Top 10 Key Searching Strategies
How many times a week do you forget or misplace your keys, your wallet, your phone or even your whole bag? If forgetting is so common and it happens to almost everyone, why haven’t we found a permanent solution yet?
The problem doesn’t seem to be the forgetting itself, it’s what we do to make it happen.
Since our days resemble one another, we do most activities half automatically, and we usually do several at the same time too.
While we multitask, the things we do aren’t always done consciously and later, we have no recollection of what was done.
Ever come home while you’re on the phone, and have no idea where you dropped your keys? Ever park your car in a parking lot and then almost immediately forget where you parked?
10 Key Searching Strategies
(that you can also use for other lost objects)
While you can simply call your lost phone to find it, keys we misplace don’t have a ringer on them, so there’s no way to find them, except to rely on what our brain can remember.
Searching takes time that we usually don’t have and, while it isn’t always successful, it’s almost always stressful. Here’s a few hacks you can try to make your search short and sweet.
1. Calm Down
Stop whatever you are doing and take a few deep breaths. Clear your thoughts and focus on whatever you are looking for instead of letting your emotions distract you. Reconstruct what you were doing when you put the keys down or think about what you were feeling to add some memory-jogging context.
2. Check Your Pockets
Make sure you didn’t unconsciously put your missing keys in another pocket. Make sure to check your jacket, pants, your backpack and any other bag you had on you when your keys disappeared.
3. Retrace Your Steps
Don’t just think about what you were doing, actually go through the motions of retracing your steps, and you could find your keys or at least remember where you put them.
4. The Eureka Zone
Michael Solomon, a self-proclaimed findologist and the author of How To Find Lost Objects notes that some objects are actually in the immediate vicinity of where you left them, but ‘[...] have undergone a displacement—a shift in location that, although minor, has served to render them invisible.’
He claims that most objects are within 18 inches of the original spot, and calls this space the Eureka Zone. All you need to do is determine this zone and then check through it meticulously.
5. Check Messy Spots First
A study from the University of Aberdeen concluded that we prefer to check tidy places because they’re easier for our mind to process, even though chances are the lost object was misplaced in a more cluttered area.

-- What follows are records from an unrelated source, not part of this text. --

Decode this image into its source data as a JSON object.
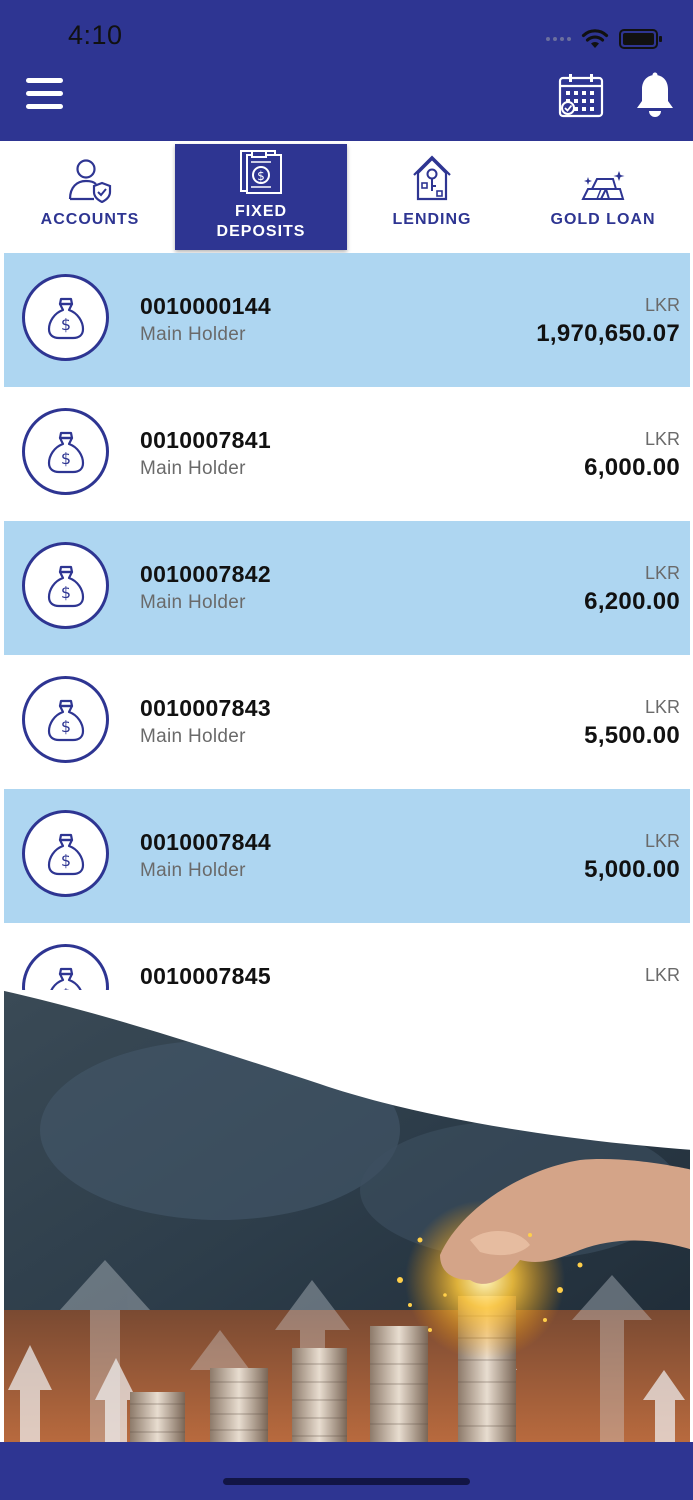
{
  "status_bar": {
    "time": "4:10"
  },
  "header": {
    "menu_icon": "hamburger-menu-icon",
    "calendar_icon": "calendar-icon",
    "bell_icon": "bell-icon"
  },
  "tabs": [
    {
      "label": "ACCOUNTS",
      "icon": "user-shield-icon",
      "active": false
    },
    {
      "label": "FIXED\nDEPOSITS",
      "icon": "deposit-document-icon",
      "active": true
    },
    {
      "label": "LENDING",
      "icon": "house-key-icon",
      "active": false
    },
    {
      "label": "GOLD LOAN",
      "icon": "gold-bars-icon",
      "active": false
    }
  ],
  "deposits": [
    {
      "account_no": "0010000144",
      "holder": "Main Holder",
      "currency": "LKR",
      "amount": "1,970,650.07"
    },
    {
      "account_no": "0010007841",
      "holder": "Main Holder",
      "currency": "LKR",
      "amount": "6,000.00"
    },
    {
      "account_no": "0010007842",
      "holder": "Main Holder",
      "currency": "LKR",
      "amount": "6,200.00"
    },
    {
      "account_no": "0010007843",
      "holder": "Main Holder",
      "currency": "LKR",
      "amount": "5,500.00"
    },
    {
      "account_no": "0010007844",
      "holder": "Main Holder",
      "currency": "LKR",
      "amount": "5,000.00"
    },
    {
      "account_no": "0010007845",
      "holder": "",
      "currency": "LKR",
      "amount": ""
    }
  ],
  "colors": {
    "primary": "#2e3592",
    "row_highlight": "#aed6f1",
    "text_dark": "#111111",
    "text_muted": "#6a6a6a"
  }
}
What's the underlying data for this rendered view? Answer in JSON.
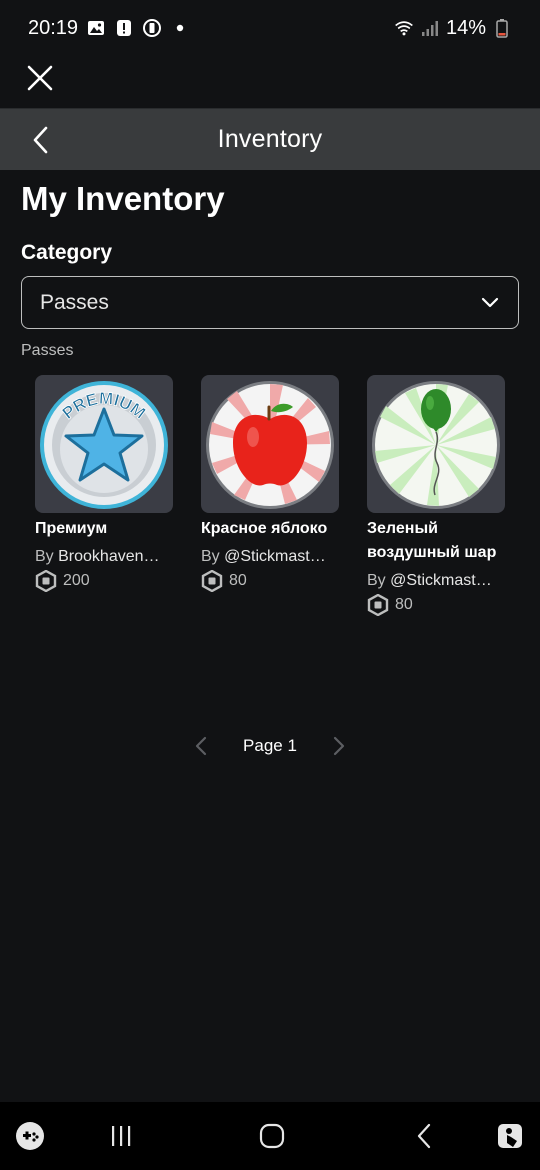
{
  "status_bar": {
    "time": "20:19",
    "battery": "14%"
  },
  "header": {
    "title": "Inventory"
  },
  "page": {
    "title": "My Inventory",
    "category_label": "Category",
    "category_value": "Passes",
    "section_label": "Passes"
  },
  "items": [
    {
      "name": "Премиум",
      "by": "By ",
      "creator": "Brookhaven…",
      "price": "200",
      "icon": "premium-star-badge"
    },
    {
      "name": "Красное яблоко",
      "by": "By ",
      "creator": "@Stickmast…",
      "price": "80",
      "icon": "red-apple"
    },
    {
      "name": "Зеленый воздушный шар",
      "by": "By ",
      "creator": "@Stickmast…",
      "price": "80",
      "icon": "green-balloon"
    }
  ],
  "pagination": {
    "label": "Page 1"
  },
  "colors": {
    "background": "#111214",
    "header_bg": "#393b3d",
    "thumb_bg": "#3b3d45",
    "muted_text": "#bdbebe"
  }
}
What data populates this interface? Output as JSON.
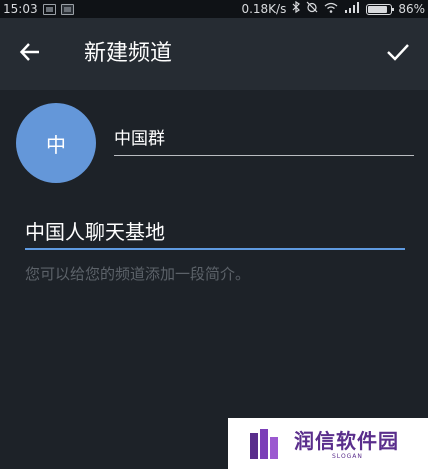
{
  "status_bar": {
    "time": "15:03",
    "network_speed": "0.18K/s",
    "battery_percent": "86%",
    "icons": [
      "bluetooth-icon",
      "alarm-off-icon",
      "wifi-icon",
      "signal-icon",
      "battery-icon"
    ]
  },
  "toolbar": {
    "title": "新建频道",
    "back_icon": "arrow-left-icon",
    "confirm_icon": "checkmark-icon"
  },
  "channel": {
    "avatar_letter": "中",
    "name": "中国群",
    "description": "中国人聊天基地",
    "description_hint": "您可以给您的频道添加一段简介。"
  },
  "watermark": {
    "text": "润信软件园",
    "slogan": "SLOGAN"
  },
  "colors": {
    "background": "#1d2228",
    "toolbar": "#262c33",
    "avatar": "#6497d9",
    "accent": "#5f9ae0",
    "hint_text": "#5c6269"
  }
}
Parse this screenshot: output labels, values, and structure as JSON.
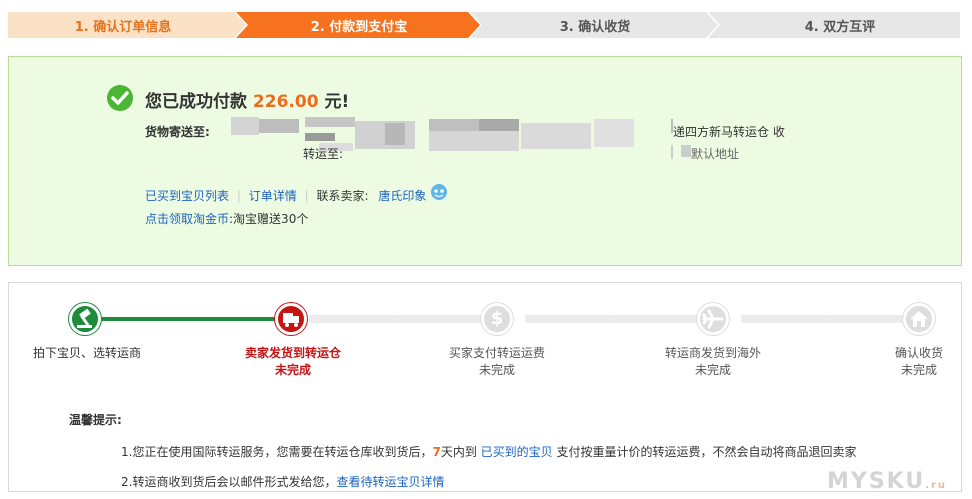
{
  "steps": [
    {
      "label": "1. 确认订单信息",
      "state": "done"
    },
    {
      "label": "2. 付款到支付宝",
      "state": "active"
    },
    {
      "label": "3. 确认收货",
      "state": "todo"
    },
    {
      "label": "4. 双方互评",
      "state": "todo"
    }
  ],
  "success": {
    "title_prefix": "您已成功付款",
    "amount": "226.00",
    "title_suffix": "元!",
    "ship_label": "货物寄送至:",
    "ship_right": "递四方新马转运仓 收",
    "relay_label": "转运至:",
    "default_addr": "默认地址",
    "link_bought": "已买到宝贝列表",
    "link_order": "订单详情",
    "contact_label": "联系卖家:",
    "seller_name": "唐氏印象",
    "coin_link": "点击领取淘金币",
    "coin_text": ":淘宝赠送30个"
  },
  "progress": {
    "stages": [
      {
        "title": "拍下宝贝、选转运商",
        "status": "",
        "icon": "hammer-icon",
        "state": "done"
      },
      {
        "title": "卖家发货到转运仓",
        "status": "未完成",
        "icon": "truck-icon",
        "state": "current"
      },
      {
        "title": "买家支付转运运费",
        "status": "未完成",
        "icon": "dollar-icon",
        "state": "todo"
      },
      {
        "title": "转运商发货到海外",
        "status": "未完成",
        "icon": "plane-icon",
        "state": "todo"
      },
      {
        "title": "确认收货",
        "status": "未完成",
        "icon": "house-icon",
        "state": "todo"
      }
    ]
  },
  "tips": {
    "title": "温馨提示:",
    "t1_a": "1.您正在使用国际转运服务，您需要在转运仓库收到货后，",
    "t1_days": "7",
    "t1_b": "天内到",
    "t1_link": "已买到的宝贝",
    "t1_c": "支付按重量计价的转运运费，不然会自动将商品退回卖家",
    "t2_a": "2.转运商收到货后会以邮件形式发给您，",
    "t2_link": "查看待转运宝贝详情"
  },
  "watermark": "MYSKU",
  "watermark_suffix": ".ru",
  "colors": {
    "active": "#f6721f",
    "done_bg": "#fbe1c6",
    "success": "#4bb536",
    "amount": "#f06a1b",
    "current": "#c41414"
  }
}
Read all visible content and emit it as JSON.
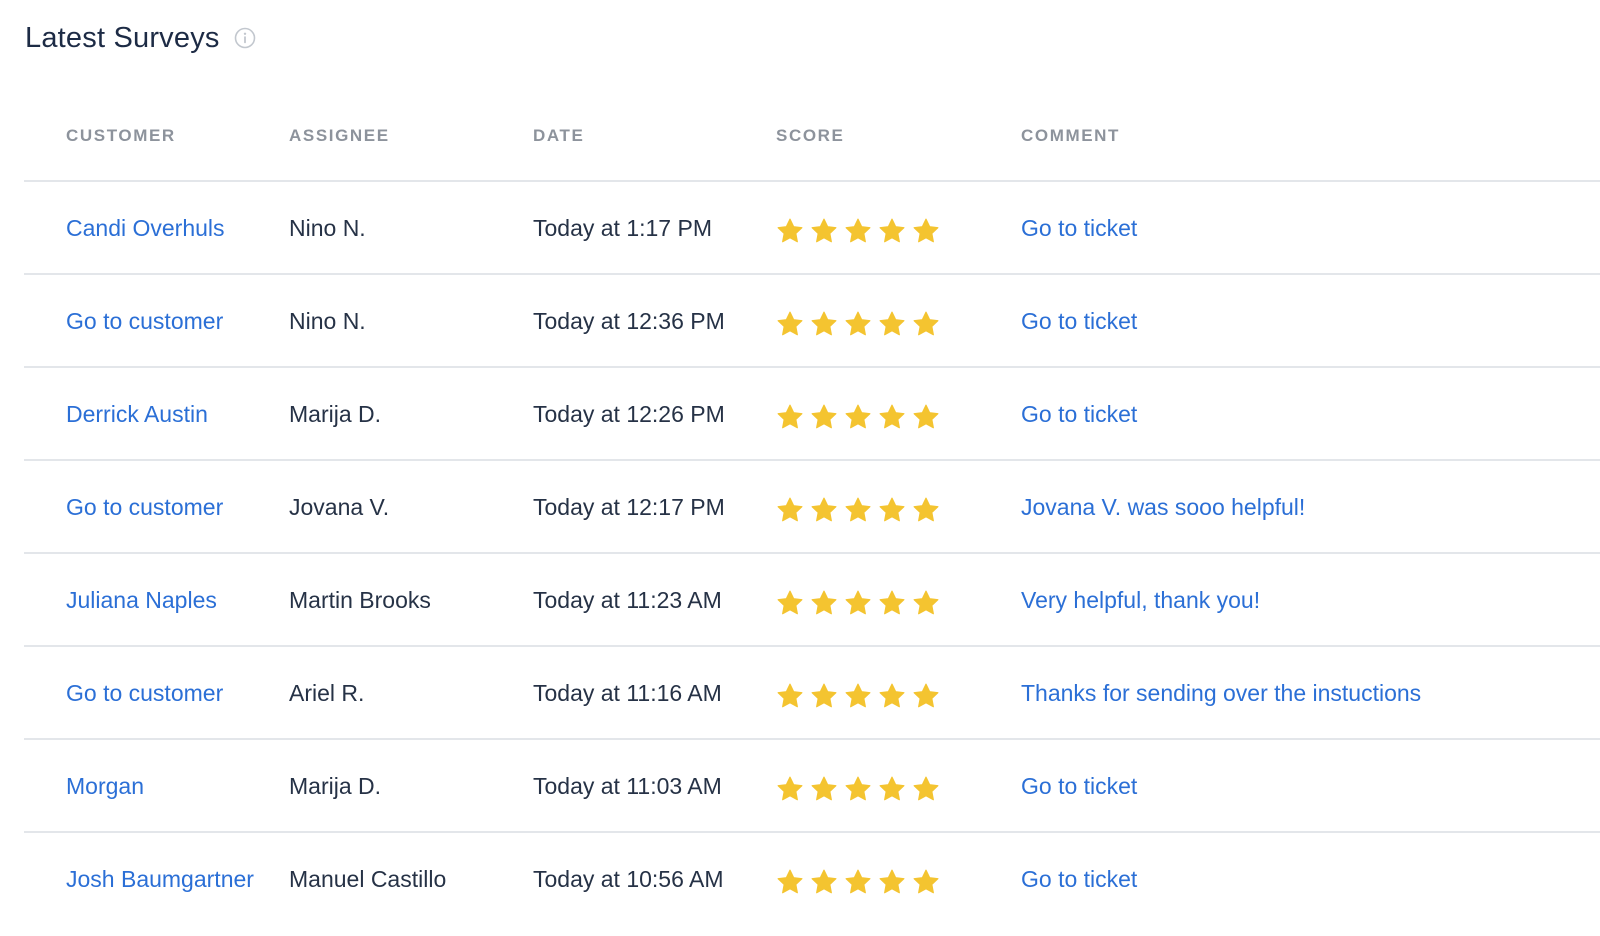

Focus on the cluttered areas instead and use your peripheral vision to check the tidier areas as you go along.
6. A Different Perspective
Don’t stand in the middle of the room, like you usually would, instead change your perspective; crouch or stand on a chair. A change of perspective will force you to concentrate on what you’re seeing and make things easier to spot.
7. Be Systematic
If you’re sure that something was lost in a certain place, check through that entire place, section by section. Make sure to look closely and check under furniture, inside drawers or under heaps of clutter. Remember to clear your head and really concentrate on what you’re doing.
8. Clean Up
If you’re not in a hurry take time and clean up. You’ll probably find what you’re looking for in the process since you’ll be moving away most of the clutter.
9. Give Up
Just temporarily, give up and let the object stay lost. Chances are that as soon as you stop actively looking for it, the answer will pop into your head without even trying.
10. Ask Your Family Or Roommates
You’re not crazy – sometimes things actually do move on their own or rather, with the help of other people living in your home. Ask the people living with you if they saw or moved what you’re looking for and you just might save yourself some searching time.
Bonus: Prevent Losing Your Keys
When we lose and then find something, we usually wow to never do this again and to always leave our things in the same spot from now on, only to make the same mistake the next time around again.
These will take a little conscious effort but try and see if either work for you:
Make yourself put things in the exact same spot every time instead of somewhere approximately in the same area.
Become mindful of your daily activities. Before you leave your home, office or car, take an attentive look around and see if you can spot anything you forgot.